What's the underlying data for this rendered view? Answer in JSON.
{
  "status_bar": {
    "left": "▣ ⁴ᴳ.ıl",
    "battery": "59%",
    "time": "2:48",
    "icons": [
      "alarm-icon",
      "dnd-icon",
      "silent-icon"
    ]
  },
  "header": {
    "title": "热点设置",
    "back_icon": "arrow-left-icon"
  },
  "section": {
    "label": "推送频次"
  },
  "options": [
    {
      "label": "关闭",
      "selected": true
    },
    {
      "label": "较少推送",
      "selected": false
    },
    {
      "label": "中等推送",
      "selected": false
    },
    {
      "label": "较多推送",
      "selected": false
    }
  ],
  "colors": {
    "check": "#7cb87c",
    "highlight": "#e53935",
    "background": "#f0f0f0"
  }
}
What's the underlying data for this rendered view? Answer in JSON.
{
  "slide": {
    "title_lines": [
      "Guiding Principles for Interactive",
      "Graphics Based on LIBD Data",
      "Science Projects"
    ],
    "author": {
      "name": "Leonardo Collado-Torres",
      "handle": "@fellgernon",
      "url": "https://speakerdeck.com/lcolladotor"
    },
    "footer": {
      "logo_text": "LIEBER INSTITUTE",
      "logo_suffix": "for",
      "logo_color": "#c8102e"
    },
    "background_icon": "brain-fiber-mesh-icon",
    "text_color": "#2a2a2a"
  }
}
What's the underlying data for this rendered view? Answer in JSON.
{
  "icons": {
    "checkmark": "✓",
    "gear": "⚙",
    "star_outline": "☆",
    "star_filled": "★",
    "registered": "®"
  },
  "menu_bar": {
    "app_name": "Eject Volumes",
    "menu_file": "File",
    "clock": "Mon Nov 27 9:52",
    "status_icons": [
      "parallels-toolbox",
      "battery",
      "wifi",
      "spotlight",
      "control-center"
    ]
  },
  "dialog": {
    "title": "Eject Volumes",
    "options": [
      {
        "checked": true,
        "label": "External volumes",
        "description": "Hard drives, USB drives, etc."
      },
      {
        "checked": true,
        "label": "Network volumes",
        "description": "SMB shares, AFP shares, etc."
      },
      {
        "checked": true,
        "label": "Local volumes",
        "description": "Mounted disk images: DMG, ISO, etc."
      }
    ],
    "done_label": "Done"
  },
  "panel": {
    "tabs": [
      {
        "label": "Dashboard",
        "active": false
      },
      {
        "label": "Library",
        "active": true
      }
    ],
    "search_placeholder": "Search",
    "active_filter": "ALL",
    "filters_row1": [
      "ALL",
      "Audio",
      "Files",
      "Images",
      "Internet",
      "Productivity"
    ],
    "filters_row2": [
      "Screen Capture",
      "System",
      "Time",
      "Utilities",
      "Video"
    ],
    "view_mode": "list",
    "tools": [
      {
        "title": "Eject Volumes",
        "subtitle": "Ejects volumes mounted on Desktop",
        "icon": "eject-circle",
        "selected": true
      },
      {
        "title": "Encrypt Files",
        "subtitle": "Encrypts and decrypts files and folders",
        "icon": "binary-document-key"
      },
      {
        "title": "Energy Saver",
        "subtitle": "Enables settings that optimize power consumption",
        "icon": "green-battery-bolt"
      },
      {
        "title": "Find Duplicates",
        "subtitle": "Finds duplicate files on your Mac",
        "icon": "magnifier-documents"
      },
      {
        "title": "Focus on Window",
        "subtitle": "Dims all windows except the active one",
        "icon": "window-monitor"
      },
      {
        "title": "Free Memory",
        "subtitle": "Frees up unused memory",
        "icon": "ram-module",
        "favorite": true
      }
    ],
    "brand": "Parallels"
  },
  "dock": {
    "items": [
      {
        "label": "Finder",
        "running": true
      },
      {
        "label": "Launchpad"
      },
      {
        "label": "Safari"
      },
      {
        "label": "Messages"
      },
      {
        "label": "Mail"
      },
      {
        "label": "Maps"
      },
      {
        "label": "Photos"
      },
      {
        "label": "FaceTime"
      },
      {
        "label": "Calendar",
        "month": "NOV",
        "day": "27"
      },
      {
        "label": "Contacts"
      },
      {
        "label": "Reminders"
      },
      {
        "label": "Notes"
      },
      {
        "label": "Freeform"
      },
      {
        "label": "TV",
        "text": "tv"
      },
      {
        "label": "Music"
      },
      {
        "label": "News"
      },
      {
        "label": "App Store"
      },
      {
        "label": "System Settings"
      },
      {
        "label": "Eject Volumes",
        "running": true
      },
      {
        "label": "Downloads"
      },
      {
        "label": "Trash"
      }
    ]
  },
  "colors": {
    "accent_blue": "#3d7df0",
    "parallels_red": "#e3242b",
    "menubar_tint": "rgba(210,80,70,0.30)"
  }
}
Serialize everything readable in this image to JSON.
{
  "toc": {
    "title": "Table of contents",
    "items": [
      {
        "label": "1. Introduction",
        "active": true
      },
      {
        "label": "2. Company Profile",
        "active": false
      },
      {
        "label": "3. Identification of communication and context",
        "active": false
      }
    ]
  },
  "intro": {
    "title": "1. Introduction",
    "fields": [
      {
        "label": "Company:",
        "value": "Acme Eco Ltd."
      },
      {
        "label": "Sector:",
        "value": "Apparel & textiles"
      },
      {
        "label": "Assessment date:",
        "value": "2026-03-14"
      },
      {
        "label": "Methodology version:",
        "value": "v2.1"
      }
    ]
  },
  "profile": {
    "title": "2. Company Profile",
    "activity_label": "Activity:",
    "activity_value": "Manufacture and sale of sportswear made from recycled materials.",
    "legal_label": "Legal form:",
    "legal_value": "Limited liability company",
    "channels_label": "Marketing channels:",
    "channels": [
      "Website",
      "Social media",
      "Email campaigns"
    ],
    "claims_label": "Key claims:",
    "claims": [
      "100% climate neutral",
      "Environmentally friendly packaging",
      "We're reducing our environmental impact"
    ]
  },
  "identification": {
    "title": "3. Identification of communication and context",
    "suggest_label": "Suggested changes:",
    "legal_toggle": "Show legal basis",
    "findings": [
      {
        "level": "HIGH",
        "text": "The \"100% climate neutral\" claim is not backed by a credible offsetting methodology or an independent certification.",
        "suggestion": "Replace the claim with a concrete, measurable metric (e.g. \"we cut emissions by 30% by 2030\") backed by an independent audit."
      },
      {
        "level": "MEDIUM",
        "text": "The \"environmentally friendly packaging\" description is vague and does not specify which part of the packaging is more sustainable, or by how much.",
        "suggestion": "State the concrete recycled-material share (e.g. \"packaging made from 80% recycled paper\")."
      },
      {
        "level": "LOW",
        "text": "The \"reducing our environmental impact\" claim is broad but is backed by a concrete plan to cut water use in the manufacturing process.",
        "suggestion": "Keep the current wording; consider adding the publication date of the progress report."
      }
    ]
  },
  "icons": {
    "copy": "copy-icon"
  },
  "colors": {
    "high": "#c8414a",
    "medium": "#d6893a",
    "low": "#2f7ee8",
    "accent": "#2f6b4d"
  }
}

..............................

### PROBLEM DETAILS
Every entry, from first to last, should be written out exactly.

### TASK RESPONSE
What's the underlying data for this rendered view? Answer in JSON.
{
  "status_bar": {
    "left": "▣ ⁴ᴳ.ıl",
    "battery": "59%",
    "time": "2:48",
    "icons": [
      "alarm-icon",
      "dnd-icon",
      "silent-icon"
    ]
  },
  "header": {
    "title": "热点设置",
    "back_icon": "arrow-left-icon"
  },
  "section": {
    "label": "推送频次"
  },
  "options": [
    {
      "label": "关闭",
      "selected": true
    },
    {
      "label": "较少推送",
      "selected": false
    },
    {
      "label": "中等推送",
      "selected": false
    },
    {
      "label": "较多推送",
      "selected": false
    }
  ],
  "colors": {
    "check": "#7cb87c",
    "highlight": "#e53935",
    "background": "#f0f0f0"
  }
}
What's the underlying data for this rendered view? Answer in JSON.
{
  "slide": {
    "title_lines": [
      "Guiding Principles for Interactive",
      "Graphics Based on LIBD Data",
      "Science Projects"
    ],
    "author": {
      "name": "Leonardo Collado-Torres",
      "handle": "@fellgernon",
      "url": "https://speakerdeck.com/lcolladotor"
    },
    "footer": {
      "logo_text": "LIEBER INSTITUTE",
      "logo_suffix": "for",
      "logo_color": "#c8102e"
    },
    "background_icon": "brain-fiber-mesh-icon",
    "text_color": "#2a2a2a"
  }
}
What's the underlying data for this rendered view? Answer in JSON.
{
  "icons": {
    "checkmark": "✓",
    "gear": "⚙",
    "star_outline": "☆",
    "star_filled": "★",
    "registered": "®"
  },
  "menu_bar": {
    "app_name": "Eject Volumes",
    "menu_file": "File",
    "clock": "Mon Nov 27 9:52",
    "status_icons": [
      "parallels-toolbox",
      "battery",
      "wifi",
      "spotlight",
      "control-center"
    ]
  },
  "dialog": {
    "title": "Eject Volumes",
    "options": [
      {
        "checked": true,
        "label": "External volumes",
        "description": "Hard drives, USB drives, etc."
      },
      {
        "checked": true,
        "label": "Network volumes",
        "description": "SMB shares, AFP shares, etc."
      },
      {
        "checked": true,
        "label": "Local volumes",
        "description": "Mounted disk images: DMG, ISO, etc."
      }
    ],
    "done_label": "Done"
  },
  "panel": {
    "tabs": [
      {
        "label": "Dashboard",
        "active": false
      },
      {
        "label": "Library",
        "active": true
      }
    ],
    "search_placeholder": "Search",
    "active_filter": "ALL",
    "filters_row1": [
      "ALL",
      "Audio",
      "Files",
      "Images",
      "Internet",
      "Productivity"
    ],
    "filters_row2": [
      "Screen Capture",
      "System",
      "Time",
      "Utilities",
      "Video"
    ],
    "view_mode": "list",
    "tools": [
      {
        "title": "Eject Volumes",
        "subtitle": "Ejects volumes mounted on Desktop",
        "icon": "eject-circle",
        "selected": true
      },
      {
        "title": "Encrypt Files",
        "subtitle": "Encrypts and decrypts files and folders",
        "icon": "binary-document-key"
      },
      {
        "title": "Energy Saver",
        "subtitle": "Enables settings that optimize power consumption",
        "icon": "green-battery-bolt"
      },
      {
        "title": "Find Duplicates",
        "subtitle": "Finds duplicate files on your Mac",
        "icon": "magnifier-documents"
      },
      {
        "title": "Focus on Window",
        "subtitle": "Dims all windows except the active one",
        "icon": "window-monitor"
      },
      {
        "title": "Free Memory",
        "subtitle": "Frees up unused memory",
        "icon": "ram-module",
        "favorite": true
      }
    ],
    "brand": "Parallels"
  },
  "dock": {
    "items": [
      {
        "label": "Finder",
        "running": true
      },
      {
        "label": "Launchpad"
      },
      {
        "label": "Safari"
      },
      {
        "label": "Messages"
      },
      {
        "label": "Mail"
      },
      {
        "label": "Maps"
      },
      {
        "label": "Photos"
      },
      {
        "label": "FaceTime"
      },
      {
        "label": "Calendar",
        "month": "NOV",
        "day": "27"
      },
      {
        "label": "Contacts"
      },
      {
        "label": "Reminders"
      },
      {
        "label": "Notes"
      },
      {
        "label": "Freeform"
      },
      {
        "label": "TV",
        "text": "tv"
      },
      {
        "label": "Music"
      },
      {
        "label": "News"
      },
      {
        "label": "App Store"
      },
      {
        "label": "System Settings"
      },
      {
        "label": "Eject Volumes",
        "running": true
      },
      {
        "label": "Downloads"
      },
      {
        "label": "Trash"
      }
    ]
  },
  "colors": {
    "accent_blue": "#3d7df0",
    "parallels_red": "#e3242b",
    "menubar_tint": "rgba(210,80,70,0.30)"
  }
}
Serialize everything readable in this image to JSON.
{
  "toc": {
    "title": "Table of contents",
    "items": [
      {
        "label": "1. Introduction",
        "active": true
      },
      {
        "label": "2. Company Profile",
        "active": false
      },
      {
        "label": "3. Identification of communication and context",
        "active": false
      }
    ]
  },
  "intro": {
    "title": "1. Introduction",
    "fields": [
      {
        "label": "Company:",
        "value": "Acme Eco Ltd."
      },
      {
        "label": "Sector:",
        "value": "Apparel & textiles"
      },
      {
        "label": "Assessment date:",
        "value": "2026-03-14"
      },
      {
        "label": "Methodology version:",
        "value": "v2.1"
      }
    ]
  },
  "profile": {
    "title": "2. Company Profile",
    "activity_label": "Activity:",
    "activity_value": "Manufacture and sale of sportswear made from recycled materials.",
    "legal_label": "Legal form:",
    "legal_value": "Limited liability company",
    "channels_label": "Marketing channels:",
    "channels": [
      "Website",
      "Social media",
      "Email campaigns"
    ],
    "claims_label": "Key claims:",
    "claims": [
      "100% climate neutral",
      "Environmentally friendly packaging",
      "We're reducing our environmental impact"
    ]
  },
  "identification": {
    "title": "3. Identification of communication and context",
    "suggest_label": "Suggested changes:",
    "legal_toggle": "Show legal basis",
    "findings": [
      {
        "level": "HIGH",
        "text": "The \"100% climate neutral\" claim is not backed by a credible offsetting methodology or an independent certification.",
        "suggestion": "Replace the claim with a concrete, measurable metric (e.g. \"we cut emissions by 30% by 2030\") backed by an independent audit."
      },
      {
        "level": "MEDIUM",
        "text": "The \"environmentally friendly packaging\" description is vague and does not specify which part of the packaging is more sustainable, or by how much.",
        "suggestion": "State the concrete recycled-material share (e.g. \"packaging made from 80% recycled paper\")."
      },
      {
        "level": "LOW",
        "text": "The \"reducing our environmental impact\" claim is broad but is backed by a concrete plan to cut water use in the manufacturing process.",
        "suggestion": "Keep the current wording; consider adding the publication date of the progress report."
      }
    ]
  },
  "icons": {
    "copy": "copy-icon"
  },
  "colors": {
    "high": "#c8414a",
    "medium": "#d6893a",
    "low": "#2f7ee8",
    "accent": "#2f6b4d"
  }
}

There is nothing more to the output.